**Exercise objective**. Write out the following listing in full, exactly as it reads.

____ Records provided

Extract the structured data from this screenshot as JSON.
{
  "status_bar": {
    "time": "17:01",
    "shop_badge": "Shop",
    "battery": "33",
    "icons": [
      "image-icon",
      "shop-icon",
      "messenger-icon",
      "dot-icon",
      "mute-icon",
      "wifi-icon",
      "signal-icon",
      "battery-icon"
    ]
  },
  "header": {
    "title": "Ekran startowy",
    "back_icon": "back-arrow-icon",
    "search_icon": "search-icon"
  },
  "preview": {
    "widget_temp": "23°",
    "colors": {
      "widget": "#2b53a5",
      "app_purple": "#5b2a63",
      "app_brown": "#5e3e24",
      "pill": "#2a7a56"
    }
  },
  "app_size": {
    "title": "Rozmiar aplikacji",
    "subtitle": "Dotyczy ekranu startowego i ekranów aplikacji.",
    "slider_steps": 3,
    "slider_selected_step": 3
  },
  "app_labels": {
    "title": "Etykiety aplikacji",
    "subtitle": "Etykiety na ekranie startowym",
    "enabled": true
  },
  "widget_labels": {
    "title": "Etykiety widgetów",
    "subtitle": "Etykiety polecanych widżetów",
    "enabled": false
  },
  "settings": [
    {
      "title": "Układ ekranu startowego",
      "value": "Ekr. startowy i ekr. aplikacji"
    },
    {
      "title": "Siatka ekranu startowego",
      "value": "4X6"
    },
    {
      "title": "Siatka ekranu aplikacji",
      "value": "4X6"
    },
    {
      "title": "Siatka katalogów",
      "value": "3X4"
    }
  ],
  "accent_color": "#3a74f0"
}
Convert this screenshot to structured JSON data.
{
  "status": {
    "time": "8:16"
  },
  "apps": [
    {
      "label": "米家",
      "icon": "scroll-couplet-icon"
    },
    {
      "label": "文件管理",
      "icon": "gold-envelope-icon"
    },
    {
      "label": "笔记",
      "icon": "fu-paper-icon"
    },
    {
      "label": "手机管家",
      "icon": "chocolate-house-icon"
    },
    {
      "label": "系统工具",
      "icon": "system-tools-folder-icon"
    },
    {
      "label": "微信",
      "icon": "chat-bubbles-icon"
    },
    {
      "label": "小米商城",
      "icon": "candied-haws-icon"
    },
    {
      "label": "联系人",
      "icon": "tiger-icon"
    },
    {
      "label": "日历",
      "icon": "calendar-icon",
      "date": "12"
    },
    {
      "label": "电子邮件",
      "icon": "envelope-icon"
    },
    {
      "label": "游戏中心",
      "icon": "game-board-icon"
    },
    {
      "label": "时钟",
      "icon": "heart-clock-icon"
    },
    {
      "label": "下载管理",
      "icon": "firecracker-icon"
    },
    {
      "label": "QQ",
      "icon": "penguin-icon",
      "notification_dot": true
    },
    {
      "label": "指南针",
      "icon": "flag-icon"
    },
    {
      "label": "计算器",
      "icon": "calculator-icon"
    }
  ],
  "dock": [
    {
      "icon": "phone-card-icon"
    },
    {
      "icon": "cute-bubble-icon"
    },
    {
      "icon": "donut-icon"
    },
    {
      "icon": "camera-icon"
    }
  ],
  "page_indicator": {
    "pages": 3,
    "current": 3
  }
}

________

**Reply to the exercise**.
Extract the structured data from this screenshot as JSON.
{
  "status_bar": {
    "time": "17:01",
    "shop_badge": "Shop",
    "battery": "33",
    "icons": [
      "image-icon",
      "shop-icon",
      "messenger-icon",
      "dot-icon",
      "mute-icon",
      "wifi-icon",
      "signal-icon",
      "battery-icon"
    ]
  },
  "header": {
    "title": "Ekran startowy",
    "back_icon": "back-arrow-icon",
    "search_icon": "search-icon"
  },
  "preview": {
    "widget_temp": "23°",
    "colors": {
      "widget": "#2b53a5",
      "app_purple": "#5b2a63",
      "app_brown": "#5e3e24",
      "pill": "#2a7a56"
    }
  },
  "app_size": {
    "title": "Rozmiar aplikacji",
    "subtitle": "Dotyczy ekranu startowego i ekranów aplikacji.",
    "slider_steps": 3,
    "slider_selected_step": 3
  },
  "app_labels": {
    "title": "Etykiety aplikacji",
    "subtitle": "Etykiety na ekranie startowym",
    "enabled": true
  },
  "widget_labels": {
    "title": "Etykiety widgetów",
    "subtitle": "Etykiety polecanych widżetów",
    "enabled": false
  },
  "settings": [
    {
      "title": "Układ ekranu startowego",
      "value": "Ekr. startowy i ekr. aplikacji"
    },
    {
      "title": "Siatka ekranu startowego",
      "value": "4X6"
    },
    {
      "title": "Siatka ekranu aplikacji",
      "value": "4X6"
    },
    {
      "title": "Siatka katalogów",
      "value": "3X4"
    }
  ],
  "accent_color": "#3a74f0"
}
Convert this screenshot to structured JSON data.
{
  "status": {
    "time": "8:16"
  },
  "apps": [
    {
      "label": "米家",
      "icon": "scroll-couplet-icon"
    },
    {
      "label": "文件管理",
      "icon": "gold-envelope-icon"
    },
    {
      "label": "笔记",
      "icon": "fu-paper-icon"
    },
    {
      "label": "手机管家",
      "icon": "chocolate-house-icon"
    },
    {
      "label": "系统工具",
      "icon": "system-tools-folder-icon"
    },
    {
      "label": "微信",
      "icon": "chat-bubbles-icon"
    },
    {
      "label": "小米商城",
      "icon": "candied-haws-icon"
    },
    {
      "label": "联系人",
      "icon": "tiger-icon"
    },
    {
      "label": "日历",
      "icon": "calendar-icon",
      "date": "12"
    },
    {
      "label": "电子邮件",
      "icon": "envelope-icon"
    },
    {
      "label": "游戏中心",
      "icon": "game-board-icon"
    },
    {
      "label": "时钟",
      "icon": "heart-clock-icon"
    },
    {
      "label": "下载管理",
      "icon": "firecracker-icon"
    },
    {
      "label": "QQ",
      "icon": "penguin-icon",
      "notification_dot": true
    },
    {
      "label": "指南针",
      "icon": "flag-icon"
    },
    {
      "label": "计算器",
      "icon": "calculator-icon"
    }
  ],
  "dock": [
    {
      "icon": "phone-card-icon"
    },
    {
      "icon": "cute-bubble-icon"
    },
    {
      "icon": "donut-icon"
    },
    {
      "icon": "camera-icon"
    }
  ],
  "page_indicator": {
    "pages": 3,
    "current": 3
  }
}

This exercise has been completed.